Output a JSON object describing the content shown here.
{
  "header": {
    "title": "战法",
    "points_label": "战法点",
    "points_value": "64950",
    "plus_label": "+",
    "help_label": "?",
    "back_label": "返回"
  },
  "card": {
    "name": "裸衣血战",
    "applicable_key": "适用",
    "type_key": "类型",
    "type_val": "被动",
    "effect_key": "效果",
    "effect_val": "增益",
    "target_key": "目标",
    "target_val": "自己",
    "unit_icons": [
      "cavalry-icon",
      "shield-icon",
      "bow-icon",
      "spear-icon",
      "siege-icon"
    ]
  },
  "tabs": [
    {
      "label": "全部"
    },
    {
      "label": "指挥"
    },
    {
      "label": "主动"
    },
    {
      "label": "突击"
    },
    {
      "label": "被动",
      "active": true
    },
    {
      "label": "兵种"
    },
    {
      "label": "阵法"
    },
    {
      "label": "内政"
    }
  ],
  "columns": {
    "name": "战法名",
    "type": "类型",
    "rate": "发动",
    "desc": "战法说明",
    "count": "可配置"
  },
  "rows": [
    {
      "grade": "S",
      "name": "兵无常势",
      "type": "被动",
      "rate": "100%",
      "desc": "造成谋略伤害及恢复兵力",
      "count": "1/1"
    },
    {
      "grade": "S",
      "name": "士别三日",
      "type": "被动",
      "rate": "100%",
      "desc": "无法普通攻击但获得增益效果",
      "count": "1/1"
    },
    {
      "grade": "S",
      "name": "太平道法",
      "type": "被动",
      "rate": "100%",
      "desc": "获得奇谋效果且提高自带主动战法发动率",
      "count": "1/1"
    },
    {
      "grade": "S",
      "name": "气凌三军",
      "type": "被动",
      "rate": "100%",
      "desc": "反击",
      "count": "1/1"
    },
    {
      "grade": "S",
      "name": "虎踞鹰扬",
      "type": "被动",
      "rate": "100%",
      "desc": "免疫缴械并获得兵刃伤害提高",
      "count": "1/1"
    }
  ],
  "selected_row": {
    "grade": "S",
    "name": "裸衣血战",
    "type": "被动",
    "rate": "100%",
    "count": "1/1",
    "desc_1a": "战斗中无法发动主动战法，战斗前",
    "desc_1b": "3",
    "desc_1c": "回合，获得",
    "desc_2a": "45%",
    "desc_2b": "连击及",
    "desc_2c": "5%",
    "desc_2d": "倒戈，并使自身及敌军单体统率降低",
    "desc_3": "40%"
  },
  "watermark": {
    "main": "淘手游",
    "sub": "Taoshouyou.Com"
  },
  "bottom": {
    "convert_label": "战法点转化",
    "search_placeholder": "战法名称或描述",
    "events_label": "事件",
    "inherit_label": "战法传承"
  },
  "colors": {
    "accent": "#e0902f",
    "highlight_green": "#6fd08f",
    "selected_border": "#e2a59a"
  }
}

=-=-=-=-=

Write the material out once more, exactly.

Output a JSON object describing the content shown here.
{
  "header": {
    "title": "战法",
    "points_label": "战法点",
    "points_value": "64950",
    "plus_label": "+",
    "help_label": "?",
    "back_label": "返回"
  },
  "card": {
    "name": "裸衣血战",
    "applicable_key": "适用",
    "type_key": "类型",
    "type_val": "被动",
    "effect_key": "效果",
    "effect_val": "增益",
    "target_key": "目标",
    "target_val": "自己",
    "unit_icons": [
      "cavalry-icon",
      "shield-icon",
      "bow-icon",
      "spear-icon",
      "siege-icon"
    ]
  },
  "tabs": [
    {
      "label": "全部"
    },
    {
      "label": "指挥"
    },
    {
      "label": "主动"
    },
    {
      "label": "突击"
    },
    {
      "label": "被动",
      "active": true
    },
    {
      "label": "兵种"
    },
    {
      "label": "阵法"
    },
    {
      "label": "内政"
    }
  ],
  "columns": {
    "name": "战法名",
    "type": "类型",
    "rate": "发动",
    "desc": "战法说明",
    "count": "可配置"
  },
  "rows": [
    {
      "grade": "S",
      "name": "兵无常势",
      "type": "被动",
      "rate": "100%",
      "desc": "造成谋略伤害及恢复兵力",
      "count": "1/1"
    },
    {
      "grade": "S",
      "name": "士别三日",
      "type": "被动",
      "rate": "100%",
      "desc": "无法普通攻击但获得增益效果",
      "count": "1/1"
    },
    {
      "grade": "S",
      "name": "太平道法",
      "type": "被动",
      "rate": "100%",
      "desc": "获得奇谋效果且提高自带主动战法发动率",
      "count": "1/1"
    },
    {
      "grade": "S",
      "name": "气凌三军",
      "type": "被动",
      "rate": "100%",
      "desc": "反击",
      "count": "1/1"
    },
    {
      "grade": "S",
      "name": "虎踞鹰扬",
      "type": "被动",
      "rate": "100%",
      "desc": "免疫缴械并获得兵刃伤害提高",
      "count": "1/1"
    }
  ],
  "selected_row": {
    "grade": "S",
    "name": "裸衣血战",
    "type": "被动",
    "rate": "100%",
    "count": "1/1",
    "desc_1a": "战斗中无法发动主动战法，战斗前",
    "desc_1b": "3",
    "desc_1c": "回合，获得",
    "desc_2a": "45%",
    "desc_2b": "连击及",
    "desc_2c": "5%",
    "desc_2d": "倒戈，并使自身及敌军单体统率降低",
    "desc_3": "40%"
  },
  "watermark": {
    "main": "淘手游",
    "sub": "Taoshouyou.Com"
  },
  "bottom": {
    "convert_label": "战法点转化",
    "search_placeholder": "战法名称或描述",
    "events_label": "事件",
    "inherit_label": "战法传承"
  },
  "colors": {
    "accent": "#e0902f",
    "highlight_green": "#6fd08f",
    "selected_border": "#e2a59a"
  }
}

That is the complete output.